RECORD EXCERPTS.
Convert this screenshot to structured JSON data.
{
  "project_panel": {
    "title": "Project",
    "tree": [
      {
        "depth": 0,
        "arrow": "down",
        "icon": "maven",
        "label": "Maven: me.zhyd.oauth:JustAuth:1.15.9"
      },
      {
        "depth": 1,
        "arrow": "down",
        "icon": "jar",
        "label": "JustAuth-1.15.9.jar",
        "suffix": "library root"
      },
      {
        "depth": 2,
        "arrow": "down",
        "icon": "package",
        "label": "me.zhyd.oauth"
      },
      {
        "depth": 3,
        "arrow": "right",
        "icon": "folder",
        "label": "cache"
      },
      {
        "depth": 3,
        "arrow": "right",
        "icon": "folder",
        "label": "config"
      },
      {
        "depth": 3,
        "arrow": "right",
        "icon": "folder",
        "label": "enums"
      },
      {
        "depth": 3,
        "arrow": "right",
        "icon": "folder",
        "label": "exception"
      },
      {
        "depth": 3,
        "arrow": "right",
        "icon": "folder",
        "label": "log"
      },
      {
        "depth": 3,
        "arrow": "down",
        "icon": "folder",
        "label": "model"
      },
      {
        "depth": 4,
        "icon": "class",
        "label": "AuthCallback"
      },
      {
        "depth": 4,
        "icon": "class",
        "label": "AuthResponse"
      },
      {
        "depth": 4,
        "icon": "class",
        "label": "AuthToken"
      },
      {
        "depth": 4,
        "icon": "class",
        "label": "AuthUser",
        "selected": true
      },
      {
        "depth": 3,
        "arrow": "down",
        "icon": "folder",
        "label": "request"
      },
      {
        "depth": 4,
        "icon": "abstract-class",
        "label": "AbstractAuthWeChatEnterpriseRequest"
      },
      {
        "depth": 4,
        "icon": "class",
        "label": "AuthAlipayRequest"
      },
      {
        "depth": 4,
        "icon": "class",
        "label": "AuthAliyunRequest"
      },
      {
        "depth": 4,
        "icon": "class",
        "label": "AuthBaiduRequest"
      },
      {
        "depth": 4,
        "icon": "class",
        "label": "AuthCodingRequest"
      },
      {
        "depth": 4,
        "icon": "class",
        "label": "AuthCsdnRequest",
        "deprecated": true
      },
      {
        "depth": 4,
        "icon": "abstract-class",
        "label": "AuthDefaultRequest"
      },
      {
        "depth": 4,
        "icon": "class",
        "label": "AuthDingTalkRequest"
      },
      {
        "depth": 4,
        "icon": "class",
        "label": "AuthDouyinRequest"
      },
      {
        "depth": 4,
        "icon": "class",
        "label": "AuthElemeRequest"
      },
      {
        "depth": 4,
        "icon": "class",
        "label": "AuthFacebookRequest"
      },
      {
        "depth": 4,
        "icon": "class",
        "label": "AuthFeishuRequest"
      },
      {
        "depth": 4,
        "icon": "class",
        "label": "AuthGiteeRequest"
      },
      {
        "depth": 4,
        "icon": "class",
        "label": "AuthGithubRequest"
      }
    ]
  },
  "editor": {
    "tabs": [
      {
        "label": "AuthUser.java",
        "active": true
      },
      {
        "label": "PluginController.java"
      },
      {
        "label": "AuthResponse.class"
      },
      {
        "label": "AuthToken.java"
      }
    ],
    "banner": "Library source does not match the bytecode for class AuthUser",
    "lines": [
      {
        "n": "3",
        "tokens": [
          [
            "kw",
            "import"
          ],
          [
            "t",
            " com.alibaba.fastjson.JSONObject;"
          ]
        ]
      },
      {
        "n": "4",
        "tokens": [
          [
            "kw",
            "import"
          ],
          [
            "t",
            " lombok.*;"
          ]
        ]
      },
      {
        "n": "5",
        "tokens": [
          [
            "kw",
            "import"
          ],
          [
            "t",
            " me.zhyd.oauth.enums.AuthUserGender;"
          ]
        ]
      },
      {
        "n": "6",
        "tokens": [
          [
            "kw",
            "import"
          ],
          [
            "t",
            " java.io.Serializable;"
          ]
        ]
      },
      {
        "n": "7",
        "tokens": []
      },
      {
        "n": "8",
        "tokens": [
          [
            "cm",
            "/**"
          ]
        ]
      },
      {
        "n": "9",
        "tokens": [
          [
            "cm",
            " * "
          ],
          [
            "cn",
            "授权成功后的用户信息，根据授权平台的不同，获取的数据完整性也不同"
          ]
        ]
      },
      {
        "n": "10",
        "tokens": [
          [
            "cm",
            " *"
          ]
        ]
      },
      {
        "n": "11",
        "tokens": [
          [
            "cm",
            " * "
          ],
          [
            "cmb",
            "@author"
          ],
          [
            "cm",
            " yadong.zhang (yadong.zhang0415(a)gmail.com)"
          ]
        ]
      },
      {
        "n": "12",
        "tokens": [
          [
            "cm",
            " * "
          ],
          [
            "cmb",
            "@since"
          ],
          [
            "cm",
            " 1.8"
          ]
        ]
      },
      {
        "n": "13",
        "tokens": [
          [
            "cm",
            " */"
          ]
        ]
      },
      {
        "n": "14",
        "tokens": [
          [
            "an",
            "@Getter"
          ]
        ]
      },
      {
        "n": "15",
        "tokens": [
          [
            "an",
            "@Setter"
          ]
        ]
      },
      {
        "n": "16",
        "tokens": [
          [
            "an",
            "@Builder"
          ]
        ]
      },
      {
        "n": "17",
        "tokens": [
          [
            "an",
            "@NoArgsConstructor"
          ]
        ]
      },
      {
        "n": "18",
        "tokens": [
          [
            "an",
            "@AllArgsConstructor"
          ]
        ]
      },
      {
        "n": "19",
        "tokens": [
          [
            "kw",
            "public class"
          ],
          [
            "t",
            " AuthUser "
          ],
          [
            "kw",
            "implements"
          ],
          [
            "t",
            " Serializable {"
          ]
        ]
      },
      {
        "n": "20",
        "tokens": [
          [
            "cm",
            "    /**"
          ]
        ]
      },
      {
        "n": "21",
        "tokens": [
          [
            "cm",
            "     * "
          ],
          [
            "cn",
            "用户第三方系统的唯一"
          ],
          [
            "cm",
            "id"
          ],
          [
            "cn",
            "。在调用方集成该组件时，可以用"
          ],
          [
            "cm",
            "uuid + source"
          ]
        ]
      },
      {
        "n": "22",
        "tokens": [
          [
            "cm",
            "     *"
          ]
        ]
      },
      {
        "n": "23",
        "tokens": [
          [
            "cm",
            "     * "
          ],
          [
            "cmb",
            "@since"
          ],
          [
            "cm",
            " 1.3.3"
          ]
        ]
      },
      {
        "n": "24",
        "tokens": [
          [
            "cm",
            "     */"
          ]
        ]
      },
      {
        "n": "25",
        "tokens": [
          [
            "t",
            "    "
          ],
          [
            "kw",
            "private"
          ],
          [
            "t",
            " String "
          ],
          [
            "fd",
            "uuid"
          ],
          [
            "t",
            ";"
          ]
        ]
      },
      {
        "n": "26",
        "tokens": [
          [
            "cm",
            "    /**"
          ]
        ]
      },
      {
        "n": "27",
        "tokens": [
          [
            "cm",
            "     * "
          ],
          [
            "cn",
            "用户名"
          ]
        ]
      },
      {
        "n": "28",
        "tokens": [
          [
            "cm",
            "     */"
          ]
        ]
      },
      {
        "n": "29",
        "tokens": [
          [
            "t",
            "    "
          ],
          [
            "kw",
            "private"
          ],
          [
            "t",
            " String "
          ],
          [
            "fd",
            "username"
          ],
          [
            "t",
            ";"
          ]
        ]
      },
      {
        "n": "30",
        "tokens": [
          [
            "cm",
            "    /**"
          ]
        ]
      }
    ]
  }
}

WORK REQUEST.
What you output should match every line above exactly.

ANSWER BOX.
Convert this screenshot to structured JSON data.
{
  "project_panel": {
    "title": "Project",
    "tree": [
      {
        "depth": 0,
        "arrow": "down",
        "icon": "maven",
        "label": "Maven: me.zhyd.oauth:JustAuth:1.15.9"
      },
      {
        "depth": 1,
        "arrow": "down",
        "icon": "jar",
        "label": "JustAuth-1.15.9.jar",
        "suffix": "library root"
      },
      {
        "depth": 2,
        "arrow": "down",
        "icon": "package",
        "label": "me.zhyd.oauth"
      },
      {
        "depth": 3,
        "arrow": "right",
        "icon": "folder",
        "label": "cache"
      },
      {
        "depth": 3,
        "arrow": "right",
        "icon": "folder",
        "label": "config"
      },
      {
        "depth": 3,
        "arrow": "right",
        "icon": "folder",
        "label": "enums"
      },
      {
        "depth": 3,
        "arrow": "right",
        "icon": "folder",
        "label": "exception"
      },
      {
        "depth": 3,
        "arrow": "right",
        "icon": "folder",
        "label": "log"
      },
      {
        "depth": 3,
        "arrow": "down",
        "icon": "folder",
        "label": "model"
      },
      {
        "depth": 4,
        "icon": "class",
        "label": "AuthCallback"
      },
      {
        "depth": 4,
        "icon": "class",
        "label": "AuthResponse"
      },
      {
        "depth": 4,
        "icon": "class",
        "label": "AuthToken"
      },
      {
        "depth": 4,
        "icon": "class",
        "label": "AuthUser",
        "selected": true
      },
      {
        "depth": 3,
        "arrow": "down",
        "icon": "folder",
        "label": "request"
      },
      {
        "depth": 4,
        "icon": "abstract-class",
        "label": "AbstractAuthWeChatEnterpriseRequest"
      },
      {
        "depth": 4,
        "icon": "class",
        "label": "AuthAlipayRequest"
      },
      {
        "depth": 4,
        "icon": "class",
        "label": "AuthAliyunRequest"
      },
      {
        "depth": 4,
        "icon": "class",
        "label": "AuthBaiduRequest"
      },
      {
        "depth": 4,
        "icon": "class",
        "label": "AuthCodingRequest"
      },
      {
        "depth": 4,
        "icon": "class",
        "label": "AuthCsdnRequest",
        "deprecated": true
      },
      {
        "depth": 4,
        "icon": "abstract-class",
        "label": "AuthDefaultRequest"
      },
      {
        "depth": 4,
        "icon": "class",
        "label": "AuthDingTalkRequest"
      },
      {
        "depth": 4,
        "icon": "class",
        "label": "AuthDouyinRequest"
      },
      {
        "depth": 4,
        "icon": "class",
        "label": "AuthElemeRequest"
      },
      {
        "depth": 4,
        "icon": "class",
        "label": "AuthFacebookRequest"
      },
      {
        "depth": 4,
        "icon": "class",
        "label": "AuthFeishuRequest"
      },
      {
        "depth": 4,
        "icon": "class",
        "label": "AuthGiteeRequest"
      },
      {
        "depth": 4,
        "icon": "class",
        "label": "AuthGithubRequest"
      }
    ]
  },
  "editor": {
    "tabs": [
      {
        "label": "AuthUser.java",
        "active": true
      },
      {
        "label": "PluginController.java"
      },
      {
        "label": "AuthResponse.class"
      },
      {
        "label": "AuthToken.java"
      }
    ],
    "banner": "Library source does not match the bytecode for class AuthUser",
    "lines": [
      {
        "n": "3",
        "tokens": [
          [
            "kw",
            "import"
          ],
          [
            "t",
            " com.alibaba.fastjson.JSONObject;"
          ]
        ]
      },
      {
        "n": "4",
        "tokens": [
          [
            "kw",
            "import"
          ],
          [
            "t",
            " lombok.*;"
          ]
        ]
      },
      {
        "n": "5",
        "tokens": [
          [
            "kw",
            "import"
          ],
          [
            "t",
            " me.zhyd.oauth.enums.AuthUserGender;"
          ]
        ]
      },
      {
        "n": "6",
        "tokens": [
          [
            "kw",
            "import"
          ],
          [
            "t",
            " java.io.Serializable;"
          ]
        ]
      },
      {
        "n": "7",
        "tokens": []
      },
      {
        "n": "8",
        "tokens": [
          [
            "cm",
            "/**"
          ]
        ]
      },
      {
        "n": "9",
        "tokens": [
          [
            "cm",
            " * "
          ],
          [
            "cn",
            "授权成功后的用户信息，根据授权平台的不同，获取的数据完整性也不同"
          ]
        ]
      },
      {
        "n": "10",
        "tokens": [
          [
            "cm",
            " *"
          ]
        ]
      },
      {
        "n": "11",
        "tokens": [
          [
            "cm",
            " * "
          ],
          [
            "cmb",
            "@author"
          ],
          [
            "cm",
            " yadong.zhang (yadong.zhang0415(a)gmail.com)"
          ]
        ]
      },
      {
        "n": "12",
        "tokens": [
          [
            "cm",
            " * "
          ],
          [
            "cmb",
            "@since"
          ],
          [
            "cm",
            " 1.8"
          ]
        ]
      },
      {
        "n": "13",
        "tokens": [
          [
            "cm",
            " */"
          ]
        ]
      },
      {
        "n": "14",
        "tokens": [
          [
            "an",
            "@Getter"
          ]
        ]
      },
      {
        "n": "15",
        "tokens": [
          [
            "an",
            "@Setter"
          ]
        ]
      },
      {
        "n": "16",
        "tokens": [
          [
            "an",
            "@Builder"
          ]
        ]
      },
      {
        "n": "17",
        "tokens": [
          [
            "an",
            "@NoArgsConstructor"
          ]
        ]
      },
      {
        "n": "18",
        "tokens": [
          [
            "an",
            "@AllArgsConstructor"
          ]
        ]
      },
      {
        "n": "19",
        "tokens": [
          [
            "kw",
            "public class"
          ],
          [
            "t",
            " AuthUser "
          ],
          [
            "kw",
            "implements"
          ],
          [
            "t",
            " Serializable {"
          ]
        ]
      },
      {
        "n": "20",
        "tokens": [
          [
            "cm",
            "    /**"
          ]
        ]
      },
      {
        "n": "21",
        "tokens": [
          [
            "cm",
            "     * "
          ],
          [
            "cn",
            "用户第三方系统的唯一"
          ],
          [
            "cm",
            "id"
          ],
          [
            "cn",
            "。在调用方集成该组件时，可以用"
          ],
          [
            "cm",
            "uuid + source"
          ]
        ]
      },
      {
        "n": "22",
        "tokens": [
          [
            "cm",
            "     *"
          ]
        ]
      },
      {
        "n": "23",
        "tokens": [
          [
            "cm",
            "     * "
          ],
          [
            "cmb",
            "@since"
          ],
          [
            "cm",
            " 1.3.3"
          ]
        ]
      },
      {
        "n": "24",
        "tokens": [
          [
            "cm",
            "     */"
          ]
        ]
      },
      {
        "n": "25",
        "tokens": [
          [
            "t",
            "    "
          ],
          [
            "kw",
            "private"
          ],
          [
            "t",
            " String "
          ],
          [
            "fd",
            "uuid"
          ],
          [
            "t",
            ";"
          ]
        ]
      },
      {
        "n": "26",
        "tokens": [
          [
            "cm",
            "    /**"
          ]
        ]
      },
      {
        "n": "27",
        "tokens": [
          [
            "cm",
            "     * "
          ],
          [
            "cn",
            "用户名"
          ]
        ]
      },
      {
        "n": "28",
        "tokens": [
          [
            "cm",
            "     */"
          ]
        ]
      },
      {
        "n": "29",
        "tokens": [
          [
            "t",
            "    "
          ],
          [
            "kw",
            "private"
          ],
          [
            "t",
            " String "
          ],
          [
            "fd",
            "username"
          ],
          [
            "t",
            ";"
          ]
        ]
      },
      {
        "n": "30",
        "tokens": [
          [
            "cm",
            "    /**"
          ]
        ]
      }
    ]
  }
}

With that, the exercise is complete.